(WHAT YOU SHOULD DO): I would like every line of the records below that contains the word "cost" copied.

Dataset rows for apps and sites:
================================

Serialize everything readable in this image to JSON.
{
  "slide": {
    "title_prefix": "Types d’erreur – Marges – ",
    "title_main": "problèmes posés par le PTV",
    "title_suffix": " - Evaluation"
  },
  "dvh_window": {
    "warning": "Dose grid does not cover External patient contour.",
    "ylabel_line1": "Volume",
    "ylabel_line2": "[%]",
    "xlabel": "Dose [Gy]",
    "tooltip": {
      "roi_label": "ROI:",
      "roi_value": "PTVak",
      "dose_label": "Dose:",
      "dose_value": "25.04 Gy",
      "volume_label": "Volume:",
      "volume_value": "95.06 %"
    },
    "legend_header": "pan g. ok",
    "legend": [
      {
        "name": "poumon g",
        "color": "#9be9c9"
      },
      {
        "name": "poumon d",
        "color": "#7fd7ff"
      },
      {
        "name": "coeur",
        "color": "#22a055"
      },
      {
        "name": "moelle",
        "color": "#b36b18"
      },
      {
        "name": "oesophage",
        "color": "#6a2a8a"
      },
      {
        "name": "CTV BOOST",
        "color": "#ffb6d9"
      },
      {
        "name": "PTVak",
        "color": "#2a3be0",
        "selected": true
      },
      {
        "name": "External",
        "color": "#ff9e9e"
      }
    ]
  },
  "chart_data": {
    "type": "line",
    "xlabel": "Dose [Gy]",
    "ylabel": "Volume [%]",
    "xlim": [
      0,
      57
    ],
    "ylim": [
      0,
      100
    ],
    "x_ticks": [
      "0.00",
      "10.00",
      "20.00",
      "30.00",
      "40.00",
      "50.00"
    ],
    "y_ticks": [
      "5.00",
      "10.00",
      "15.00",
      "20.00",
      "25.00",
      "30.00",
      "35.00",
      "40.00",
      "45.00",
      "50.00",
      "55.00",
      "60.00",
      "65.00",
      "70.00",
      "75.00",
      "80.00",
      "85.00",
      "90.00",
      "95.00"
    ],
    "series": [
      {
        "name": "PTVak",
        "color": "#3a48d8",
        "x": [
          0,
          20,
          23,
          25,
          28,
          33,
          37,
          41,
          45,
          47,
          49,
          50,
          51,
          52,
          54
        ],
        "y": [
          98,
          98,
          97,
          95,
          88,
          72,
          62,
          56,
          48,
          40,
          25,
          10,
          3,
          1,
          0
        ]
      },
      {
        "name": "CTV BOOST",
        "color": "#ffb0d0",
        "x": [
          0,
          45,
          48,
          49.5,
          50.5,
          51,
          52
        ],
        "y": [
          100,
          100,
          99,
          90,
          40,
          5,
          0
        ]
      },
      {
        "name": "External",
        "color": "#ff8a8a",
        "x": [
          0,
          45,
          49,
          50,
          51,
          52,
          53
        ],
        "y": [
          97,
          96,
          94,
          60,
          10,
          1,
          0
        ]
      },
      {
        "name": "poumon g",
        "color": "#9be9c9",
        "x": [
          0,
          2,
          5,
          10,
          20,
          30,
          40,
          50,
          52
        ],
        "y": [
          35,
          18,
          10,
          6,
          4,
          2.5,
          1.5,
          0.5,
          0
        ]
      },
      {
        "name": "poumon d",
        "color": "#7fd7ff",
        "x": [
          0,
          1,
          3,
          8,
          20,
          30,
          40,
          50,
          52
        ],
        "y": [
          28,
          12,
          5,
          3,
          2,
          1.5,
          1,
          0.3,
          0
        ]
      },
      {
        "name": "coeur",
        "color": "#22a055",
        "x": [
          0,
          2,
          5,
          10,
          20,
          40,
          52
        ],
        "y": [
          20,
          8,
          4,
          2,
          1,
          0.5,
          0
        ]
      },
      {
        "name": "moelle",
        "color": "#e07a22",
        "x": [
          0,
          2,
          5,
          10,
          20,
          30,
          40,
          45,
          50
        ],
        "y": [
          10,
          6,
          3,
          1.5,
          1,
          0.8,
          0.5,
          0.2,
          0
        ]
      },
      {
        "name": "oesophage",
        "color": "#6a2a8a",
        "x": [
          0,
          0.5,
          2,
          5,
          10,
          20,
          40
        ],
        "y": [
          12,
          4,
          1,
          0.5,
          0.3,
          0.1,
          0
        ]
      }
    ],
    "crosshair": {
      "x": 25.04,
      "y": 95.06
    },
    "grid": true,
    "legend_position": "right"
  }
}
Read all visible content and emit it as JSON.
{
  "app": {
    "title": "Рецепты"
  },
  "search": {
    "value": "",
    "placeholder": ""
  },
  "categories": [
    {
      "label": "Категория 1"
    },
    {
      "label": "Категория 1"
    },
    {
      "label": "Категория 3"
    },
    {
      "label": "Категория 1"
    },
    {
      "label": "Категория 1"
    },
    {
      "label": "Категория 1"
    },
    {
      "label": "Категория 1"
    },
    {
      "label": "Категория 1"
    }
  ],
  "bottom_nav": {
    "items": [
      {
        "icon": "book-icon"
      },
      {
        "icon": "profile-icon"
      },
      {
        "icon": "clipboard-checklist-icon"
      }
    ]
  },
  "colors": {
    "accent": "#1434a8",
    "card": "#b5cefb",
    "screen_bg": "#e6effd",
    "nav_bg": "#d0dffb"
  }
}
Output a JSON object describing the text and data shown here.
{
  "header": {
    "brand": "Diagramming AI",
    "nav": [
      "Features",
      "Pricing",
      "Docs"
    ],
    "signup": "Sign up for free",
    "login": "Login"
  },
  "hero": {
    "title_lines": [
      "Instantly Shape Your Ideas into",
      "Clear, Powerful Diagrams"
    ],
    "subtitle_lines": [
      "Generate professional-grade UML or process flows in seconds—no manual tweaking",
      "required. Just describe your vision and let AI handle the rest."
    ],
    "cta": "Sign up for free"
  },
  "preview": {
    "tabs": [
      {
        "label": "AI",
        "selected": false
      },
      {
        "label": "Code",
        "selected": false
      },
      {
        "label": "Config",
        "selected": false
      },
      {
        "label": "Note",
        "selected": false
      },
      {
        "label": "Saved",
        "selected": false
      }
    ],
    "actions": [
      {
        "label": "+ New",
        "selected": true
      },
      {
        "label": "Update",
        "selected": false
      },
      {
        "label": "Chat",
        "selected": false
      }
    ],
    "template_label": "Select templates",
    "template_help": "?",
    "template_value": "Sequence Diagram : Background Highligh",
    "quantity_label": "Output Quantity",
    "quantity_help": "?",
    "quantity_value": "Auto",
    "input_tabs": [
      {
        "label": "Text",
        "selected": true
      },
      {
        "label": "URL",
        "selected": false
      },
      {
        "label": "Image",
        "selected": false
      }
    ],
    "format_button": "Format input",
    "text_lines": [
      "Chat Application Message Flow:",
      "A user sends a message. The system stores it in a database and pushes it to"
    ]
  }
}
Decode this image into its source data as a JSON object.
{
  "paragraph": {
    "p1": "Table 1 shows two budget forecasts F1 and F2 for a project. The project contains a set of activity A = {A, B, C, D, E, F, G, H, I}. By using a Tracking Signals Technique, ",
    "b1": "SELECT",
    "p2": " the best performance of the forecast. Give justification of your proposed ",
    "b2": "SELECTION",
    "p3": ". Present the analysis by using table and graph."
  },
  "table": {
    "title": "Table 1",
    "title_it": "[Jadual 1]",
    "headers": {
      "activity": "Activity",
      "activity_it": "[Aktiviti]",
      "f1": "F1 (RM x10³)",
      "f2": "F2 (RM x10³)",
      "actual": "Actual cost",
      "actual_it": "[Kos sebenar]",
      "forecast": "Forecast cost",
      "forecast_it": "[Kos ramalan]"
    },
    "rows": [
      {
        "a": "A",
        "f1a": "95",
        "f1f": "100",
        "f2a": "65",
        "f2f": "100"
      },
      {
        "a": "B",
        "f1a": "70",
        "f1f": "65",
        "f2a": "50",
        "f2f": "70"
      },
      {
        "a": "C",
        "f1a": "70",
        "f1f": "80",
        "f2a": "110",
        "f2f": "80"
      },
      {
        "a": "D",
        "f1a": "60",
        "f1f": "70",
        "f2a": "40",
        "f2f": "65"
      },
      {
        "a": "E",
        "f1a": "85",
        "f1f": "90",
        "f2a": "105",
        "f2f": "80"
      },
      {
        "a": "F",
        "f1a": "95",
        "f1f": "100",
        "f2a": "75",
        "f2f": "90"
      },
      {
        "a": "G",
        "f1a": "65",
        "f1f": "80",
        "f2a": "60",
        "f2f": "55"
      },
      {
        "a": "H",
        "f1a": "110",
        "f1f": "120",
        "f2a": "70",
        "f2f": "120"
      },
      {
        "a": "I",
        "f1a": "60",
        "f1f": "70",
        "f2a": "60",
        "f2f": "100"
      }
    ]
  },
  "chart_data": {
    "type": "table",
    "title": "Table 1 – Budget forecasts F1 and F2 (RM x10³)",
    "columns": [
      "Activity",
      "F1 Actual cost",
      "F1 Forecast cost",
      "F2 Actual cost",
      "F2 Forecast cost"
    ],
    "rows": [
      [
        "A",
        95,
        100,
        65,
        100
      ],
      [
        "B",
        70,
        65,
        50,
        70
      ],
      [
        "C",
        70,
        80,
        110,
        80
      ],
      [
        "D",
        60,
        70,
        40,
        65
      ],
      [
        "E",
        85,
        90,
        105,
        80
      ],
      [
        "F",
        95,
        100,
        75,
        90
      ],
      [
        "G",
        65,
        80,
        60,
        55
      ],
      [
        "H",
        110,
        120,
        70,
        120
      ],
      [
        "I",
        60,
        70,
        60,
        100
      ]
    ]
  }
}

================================

(RESULT):
      "actual": "Actual cost",
      "forecast": "Forecast cost",
      "F1 Actual cost",
      "F1 Forecast cost",
      "F2 Actual cost",
      "F2 Forecast cost"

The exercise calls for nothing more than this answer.